Von der Leyden is not appointed the President yet, but if she gets it, it’ll because the racists and enemies of democracy in Eastern Europe & Italy got their revenge on the man and movement that called out their racism and autocracy. He and they/we stood by the first rule of the EU, to belong you must be a democracy, with an independent rule of law. This is a fight that everyone who ignored and subverted our appeal in the European Elections (and I would include those whose behaviour corrupted the selection process) is on the wrong side of history.

  …

E-Voting

E-Voting

At my last Union branch meeting, we heard from Gemma Short of the right to strike campaign.
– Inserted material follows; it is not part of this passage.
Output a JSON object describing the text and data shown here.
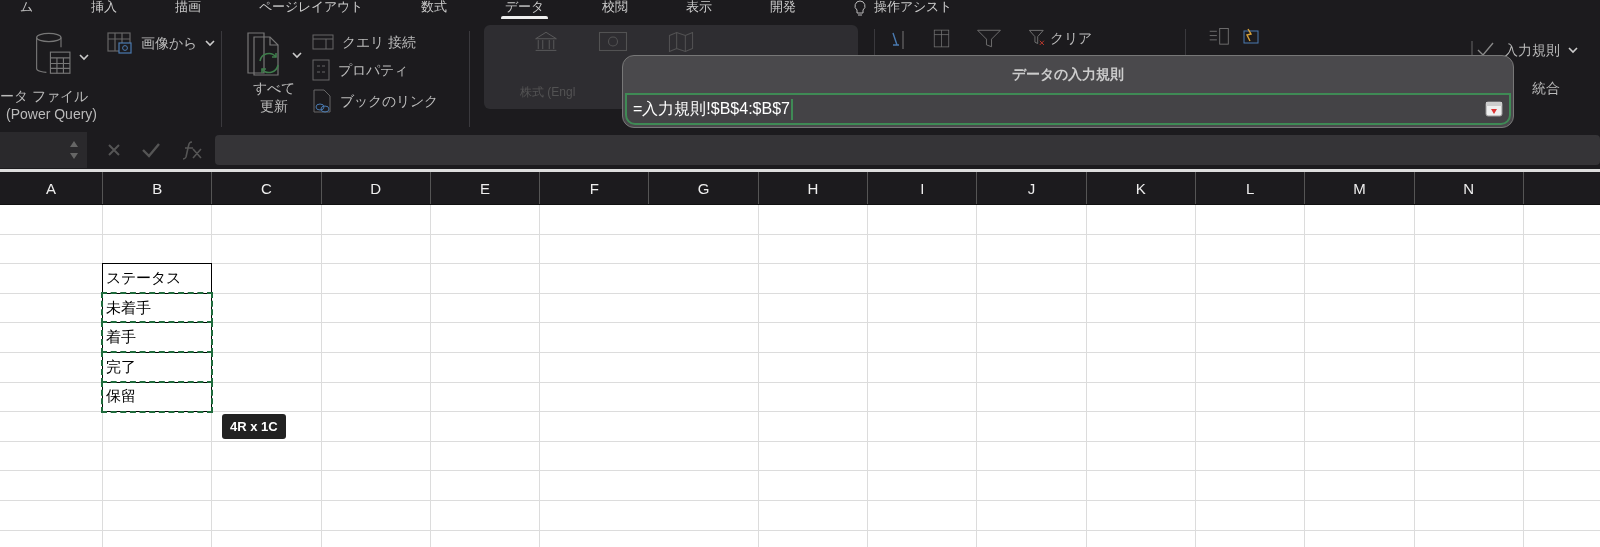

As one part of her presentation she mentioned that one of the Unions’ response to the recent Trade Union laws is to demand that they can run strike ballots (and the mandatory political levy and elections) using e-voting technology. I have been thinking about this for a while and its fans need to take stock; there’s some inconvenient truths. …

Labour’s New Brexit
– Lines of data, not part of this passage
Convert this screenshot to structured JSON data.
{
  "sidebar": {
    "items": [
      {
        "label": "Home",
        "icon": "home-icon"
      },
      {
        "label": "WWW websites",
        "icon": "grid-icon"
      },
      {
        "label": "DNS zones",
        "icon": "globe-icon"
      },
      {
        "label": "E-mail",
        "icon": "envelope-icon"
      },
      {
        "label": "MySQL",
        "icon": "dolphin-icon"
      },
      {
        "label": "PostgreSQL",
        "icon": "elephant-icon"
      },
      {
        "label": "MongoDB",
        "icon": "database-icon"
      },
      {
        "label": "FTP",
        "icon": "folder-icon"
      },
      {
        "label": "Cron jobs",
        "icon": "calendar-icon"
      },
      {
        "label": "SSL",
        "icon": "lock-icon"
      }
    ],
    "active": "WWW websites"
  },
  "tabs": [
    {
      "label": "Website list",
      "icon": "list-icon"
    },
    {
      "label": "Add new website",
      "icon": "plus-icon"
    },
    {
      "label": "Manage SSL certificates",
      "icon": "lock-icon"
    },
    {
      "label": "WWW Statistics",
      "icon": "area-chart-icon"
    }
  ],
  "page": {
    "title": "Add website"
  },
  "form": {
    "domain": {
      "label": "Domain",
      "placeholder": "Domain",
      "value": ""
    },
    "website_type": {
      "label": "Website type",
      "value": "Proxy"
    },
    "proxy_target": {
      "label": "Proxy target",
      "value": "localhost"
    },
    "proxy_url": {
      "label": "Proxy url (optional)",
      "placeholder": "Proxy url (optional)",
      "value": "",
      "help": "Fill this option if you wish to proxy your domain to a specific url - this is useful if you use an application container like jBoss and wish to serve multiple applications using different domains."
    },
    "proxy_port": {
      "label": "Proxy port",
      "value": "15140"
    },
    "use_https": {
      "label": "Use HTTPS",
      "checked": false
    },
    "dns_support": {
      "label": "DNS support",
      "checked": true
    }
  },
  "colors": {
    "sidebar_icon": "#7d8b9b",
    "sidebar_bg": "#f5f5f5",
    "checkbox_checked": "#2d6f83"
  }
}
Labour’s New Brexit

Today, Labour Conference debated the International Report of the National Policy Forum and a statement on Brexit from the National Executive Committee. I believe the NEC statement was issued to delegates only, on the morning of the debate, which while not unusual is unacceptable. A campaigning comrade, Sacha Ismail posted the words to his Facebook timeline, and I have posted them below. Kier Starmer summed up the debate, and I have posted a video of his speech, which I then comment on. It was a weak speech, which disguises the weakening of Labour’s policy and moves it towards a pro-Brexit position. …
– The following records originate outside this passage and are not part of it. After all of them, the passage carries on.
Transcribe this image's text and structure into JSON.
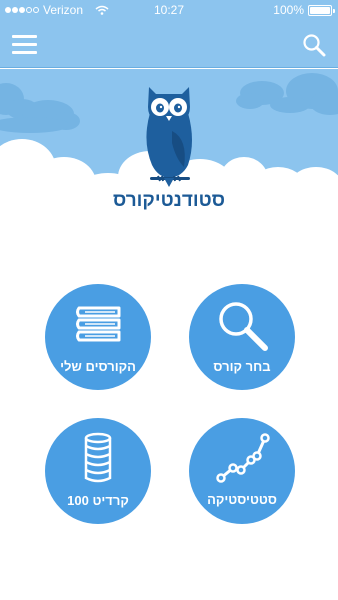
{
  "status_bar": {
    "carrier": "Verizon",
    "time": "10:27",
    "battery": "100%"
  },
  "app": {
    "title": "סטודנטיקורס"
  },
  "navbar": {
    "menu_icon": "hamburger-menu-icon",
    "search_icon": "search-icon"
  },
  "tiles": [
    {
      "label": "בחר קורס",
      "icon": "magnifier-icon"
    },
    {
      "label": "הקורסים שלי",
      "icon": "books-stack-icon"
    },
    {
      "label": "סטטיסטיקה",
      "icon": "line-graph-icon"
    },
    {
      "label": "קרדיט 100",
      "icon": "coin-stack-icon"
    }
  ],
  "colors": {
    "sky": "#8cc4ee",
    "tile": "#4a9ee3",
    "title": "#1c5a96",
    "owl": "#1e5f9e"
  }
}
The single market, it’s the State that’s the problem

The single market, it’s the State that’s the problem

Over the summer, most Brexit/Remain players have been on manoeuvres and Jeremy Corbyn’s appearance on the Marr show together with various clarifications have ensured for Labour at least membership of the single market has become a focus for what a post-brexit relationship would look like. In my opinion, if we were to stay in the single market via the European Economic Area, we might as well stay in and keep our MEPs, Council Seat (& Veto), Commissioner, Judges, the rebate, our opt-out from common borders (Schengen) and our indefinite opt-out in joining the Euro. I support these things, and staying in, I understand why Brexiters have now come to oppose the single market. …. …

The Digital Economy Act (again)

The Digital Economy Act (again)

The Digital Economy Act 2010 showed the long term goal of the entertainment industry, they want to criminalise file sharing. At the time, individual acts of copyright infringement were civil acts and the copyright owners had to pursue them through the courts, one at a time. This is expensive, slow, uncertain and most importantly expensive, compared with the cover price of a CD or DVD. The DE Act did that, it also sought to automate the justice system and in order to do that it weakened innocent until proven guilty, by prescribing defences and also placed a charge on going to court to argue not guilty. It really was a shit piece of legislation. However, the Law stated that the costs of surveillance and discovery had to be shared by the copyright owners and the internet service providers. The Courts struck down this part of the Law, (see here … for more)  …

Sovereignty

Sovereignty

I don’t think the facts around Human Rights and Sovereignty are being well exercised. I have just seen a post on Facebook where someone claimed that Britain was being ruled by the ECHR in Strasbourg. In the words of Captain Blackadder, there’s only one problem with this theory. I thought I’d put this right …